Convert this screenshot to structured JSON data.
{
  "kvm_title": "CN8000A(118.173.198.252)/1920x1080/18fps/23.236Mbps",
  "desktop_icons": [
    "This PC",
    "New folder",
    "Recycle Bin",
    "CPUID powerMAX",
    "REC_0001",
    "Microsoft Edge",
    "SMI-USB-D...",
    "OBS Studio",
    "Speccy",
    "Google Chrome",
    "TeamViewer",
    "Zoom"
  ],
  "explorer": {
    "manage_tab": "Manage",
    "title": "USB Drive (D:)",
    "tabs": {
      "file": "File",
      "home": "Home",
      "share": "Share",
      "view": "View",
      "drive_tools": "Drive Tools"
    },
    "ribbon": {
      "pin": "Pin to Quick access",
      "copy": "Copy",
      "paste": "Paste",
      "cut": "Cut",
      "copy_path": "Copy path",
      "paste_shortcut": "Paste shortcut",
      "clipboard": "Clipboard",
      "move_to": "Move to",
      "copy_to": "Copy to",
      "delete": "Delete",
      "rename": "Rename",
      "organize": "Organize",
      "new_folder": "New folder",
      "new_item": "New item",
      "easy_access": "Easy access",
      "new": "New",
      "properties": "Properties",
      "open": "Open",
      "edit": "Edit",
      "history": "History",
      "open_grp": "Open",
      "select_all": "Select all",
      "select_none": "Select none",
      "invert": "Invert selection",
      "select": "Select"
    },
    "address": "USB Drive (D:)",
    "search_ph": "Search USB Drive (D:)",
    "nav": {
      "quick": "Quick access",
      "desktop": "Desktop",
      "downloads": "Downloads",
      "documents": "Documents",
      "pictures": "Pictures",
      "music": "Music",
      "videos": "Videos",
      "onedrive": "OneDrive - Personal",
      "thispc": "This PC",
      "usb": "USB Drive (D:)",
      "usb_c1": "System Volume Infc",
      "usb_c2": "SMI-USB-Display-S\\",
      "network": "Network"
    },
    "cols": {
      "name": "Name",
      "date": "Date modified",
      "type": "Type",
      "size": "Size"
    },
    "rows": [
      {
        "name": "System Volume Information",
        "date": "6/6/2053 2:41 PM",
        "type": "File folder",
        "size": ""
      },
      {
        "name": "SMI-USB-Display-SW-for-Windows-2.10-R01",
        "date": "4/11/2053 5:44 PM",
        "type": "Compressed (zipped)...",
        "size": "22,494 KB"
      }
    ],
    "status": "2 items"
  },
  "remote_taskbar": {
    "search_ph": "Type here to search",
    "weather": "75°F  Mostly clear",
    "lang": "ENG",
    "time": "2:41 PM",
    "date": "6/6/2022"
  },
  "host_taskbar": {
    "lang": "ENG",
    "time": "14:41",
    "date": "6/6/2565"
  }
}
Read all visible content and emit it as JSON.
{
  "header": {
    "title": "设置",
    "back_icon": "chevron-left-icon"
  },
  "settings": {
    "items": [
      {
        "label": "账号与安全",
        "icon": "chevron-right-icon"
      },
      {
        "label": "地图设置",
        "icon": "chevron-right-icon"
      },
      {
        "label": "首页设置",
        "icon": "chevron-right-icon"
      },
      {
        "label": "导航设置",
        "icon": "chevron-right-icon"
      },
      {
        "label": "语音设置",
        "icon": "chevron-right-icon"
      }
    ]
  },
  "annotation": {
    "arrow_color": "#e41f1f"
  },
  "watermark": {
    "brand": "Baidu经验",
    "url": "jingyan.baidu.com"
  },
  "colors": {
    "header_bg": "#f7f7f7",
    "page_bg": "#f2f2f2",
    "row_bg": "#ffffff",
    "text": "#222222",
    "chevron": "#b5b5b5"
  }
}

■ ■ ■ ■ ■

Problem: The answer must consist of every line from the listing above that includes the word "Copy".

Answer for this exercise:
      "copy": "Copy",
      "copy_path": "Copy path",
      "copy_to": "Copy to",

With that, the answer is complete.